Note: I literally did none of those except the ‘listening to music’ part. And, to be fair, my musical interests ranged from “Celine Dion” to “Joseph and the Amazing Technicolor Dreamcoat” to “That really loud gangsta rap the dude across the street is blaring” to “Oldies” to “Current Pop” to “Whatever Much Music is playing” to “The tapes we make the bus driver play on the way to shop class which seem to have lyrics that perhaps aren’t intended for people of our listening demographic.”
“Things that make my knees wobble: (random assortment): Large dogs, gym class, blood, the dentist
I can explain.
Large dogs – this harkens back to my childhood BFF’s dog, Choco, nipping my hand every damn time I was at her house. Which was every damn day. German Shepherds still make me nervous.
Gym class- ugh. Need I get into this? You all know how I feel about forced athletics/athletics of any kind/movement in a coordinated, non-spazzy way. Not positively!
Blood – oh, God yes. More vomit than blood, actually. I can’t deal with that. (Well, I can deal a bit now that I have my own kids…but still. It’s my least favourite thing to deal with.) I actually had lunch with two of my dearest lady friends and we got talking about vomit. I said that if anyone vomited on me (other than my kids), I’m afraid I’d be all, “OK, I’m deleting your number from my cell phone and we can never speak again, oh God I’m traumatized for life.” Yup. No vomit. Blood…not if I can help it, but I can handle it better. But barf elsewhere.
The dentist – I like my dentist now, actually! Now that I don’t get yelled at for the state of education in Ontario every time I get my teeth cleaned. This dentist just chats about the weather and her ski holidays. And she has a prize tower!

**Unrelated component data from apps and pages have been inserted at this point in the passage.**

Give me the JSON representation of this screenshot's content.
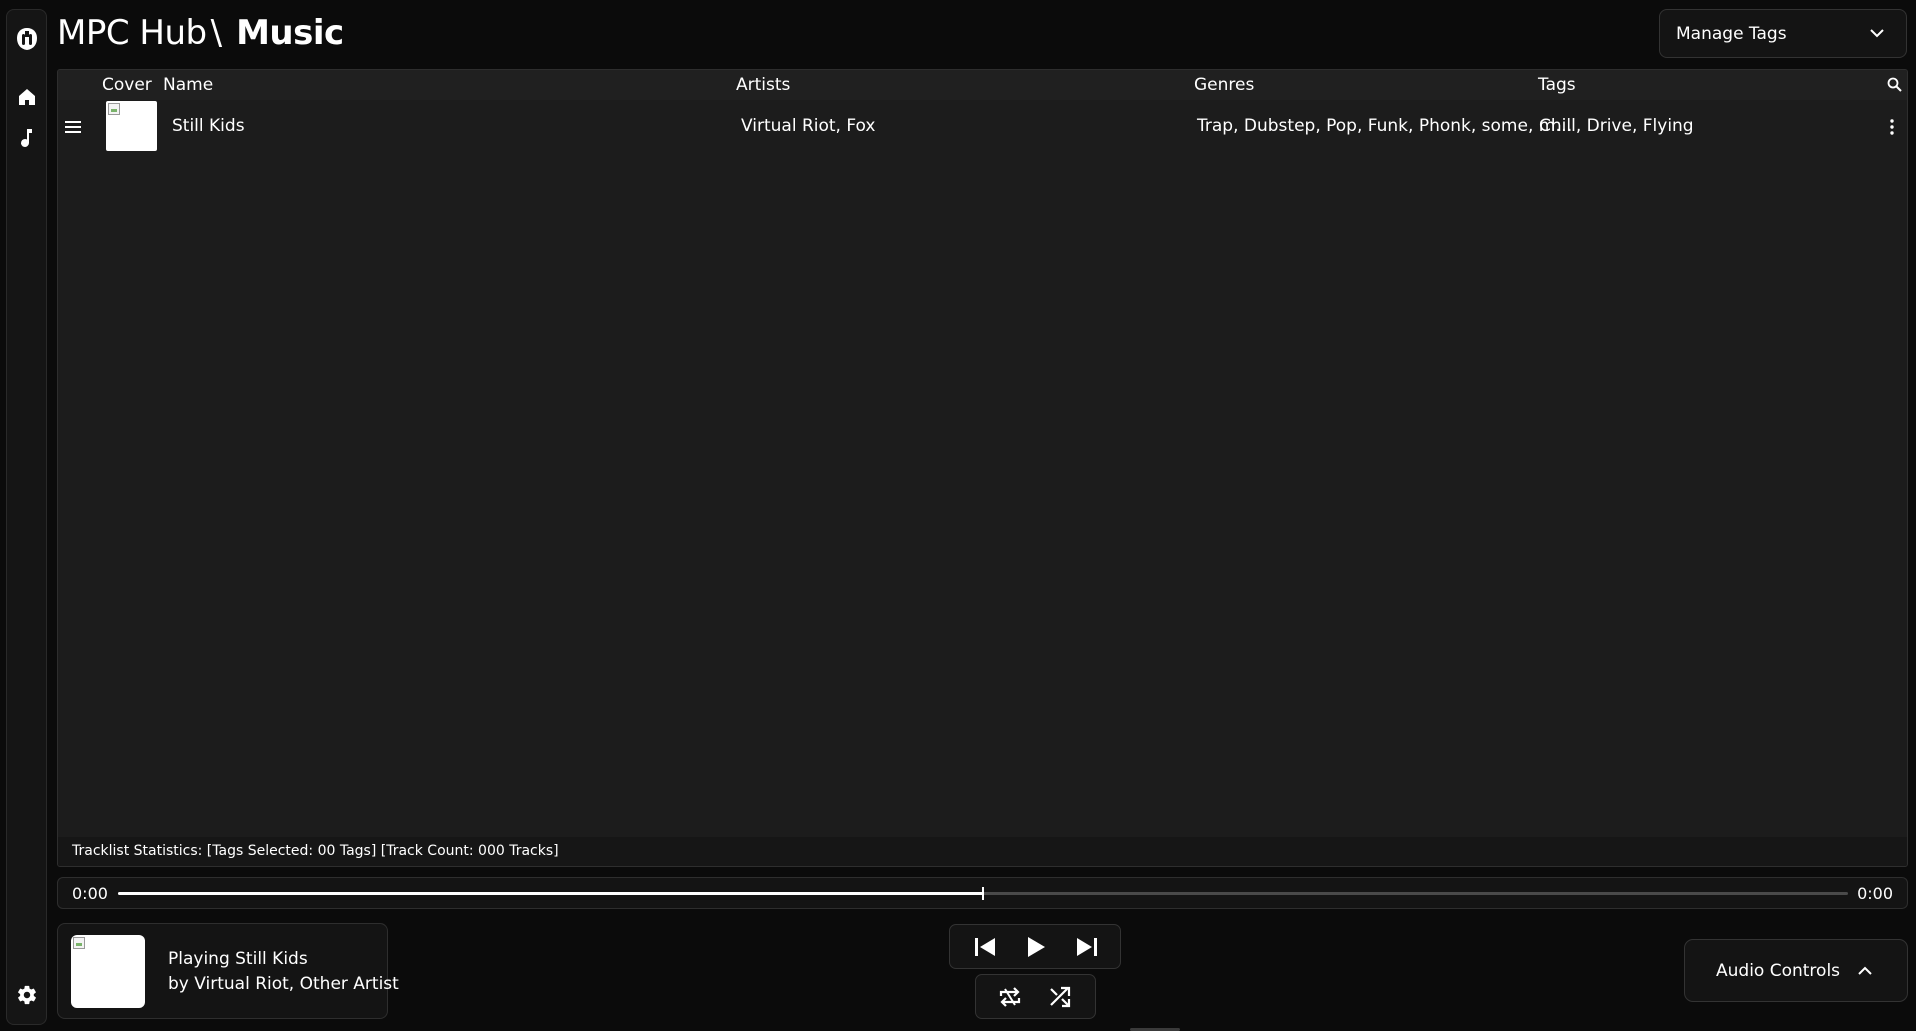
{
  "app": {
    "name": "MPC Hub",
    "separator": "\\",
    "section": "Music"
  },
  "sidebar": {
    "icons": [
      "logo-icon",
      "home-icon",
      "music-note-icon",
      "settings-gear-icon"
    ]
  },
  "header": {
    "manage_tags_label": "Manage Tags"
  },
  "table": {
    "columns": {
      "cover": "Cover",
      "name": "Name",
      "artists": "Artists",
      "genres": "Genres",
      "tags": "Tags"
    },
    "rows": [
      {
        "name": "Still Kids",
        "artists": "Virtual Riot, Fox",
        "genres": "Trap, Dubstep, Pop, Funk, Phonk, some, m…",
        "tags": "Chill, Drive, Flying"
      }
    ],
    "statistics": "Tracklist Statistics: [Tags Selected: 00 Tags] [Track Count: 000 Tracks]"
  },
  "player": {
    "current_time": "0:00",
    "total_time": "0:00",
    "progress_fraction": 0.5,
    "now_playing_line1": "Playing Still Kids",
    "now_playing_line2": "by Virtual Riot, Other Artist",
    "audio_controls_label": "Audio Controls"
  },
  "colors": {
    "background": "#0b0b0b",
    "panel": "#1c1c1c",
    "text": "#ffffff",
    "border": "#2e2e2e"
  }
}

Why was “gunshots ringing out in my neighbourhood” not on the list? Meh. It was the norm.
“My favourite excuses: The gerbil ate my homework.”
My favourite people category was long. I liked most of the kids/teachers I knew at Stirling. In fact, you might say I had a soft spot for the place. Here’s my closing remarks:
“My life at Stirling has been a beautiful and joyous one. I love Stirling dearly, and after 10 years I could never imagine attending any other school. After so many years of tears, hopes, laughter and dreams (many of mine come true), I feel as though I’m leaving home. Half of me wants to stay at a place I know, and have grown to love. Half of me aches for new faces, new atmospheres, and the security of knowing I will always be welcomed back with open arms and loved at a place that is a second home and people who are a second family to me. Stirling, I love you forever.”
Whoa. I liked school. Maybe too much. Of course, that’s probably better than the kid who wrote this:
“Favourite expression: I hate school
Common expression and fad: I hate school
Things that make my knees wobble: Going to school
My life at Stirling: Terrible
Favourite excuses: I didn’t do it.
How I feel about graduation: Just another ordinary day”
Finally, what’s a yearbook without signatures at the back? Wait, don’t answer that. It’s a sad yearbook, is what it is. But mine had messages a-plenty! Here are a few favourites:
Mother, we could be in some of the same classes next year! Yay!
Hey Moms! See ya at the Hill next year! PS: Thanks for all the food.
Have fun and keep writing poems.
And my all-time favourite:
‘Sup Jessica! You’ll be the best writer in the mother-fucking world! Do good in high school.
Oh, I will, kind yearbook signer. I will.
Happy summer, y’all!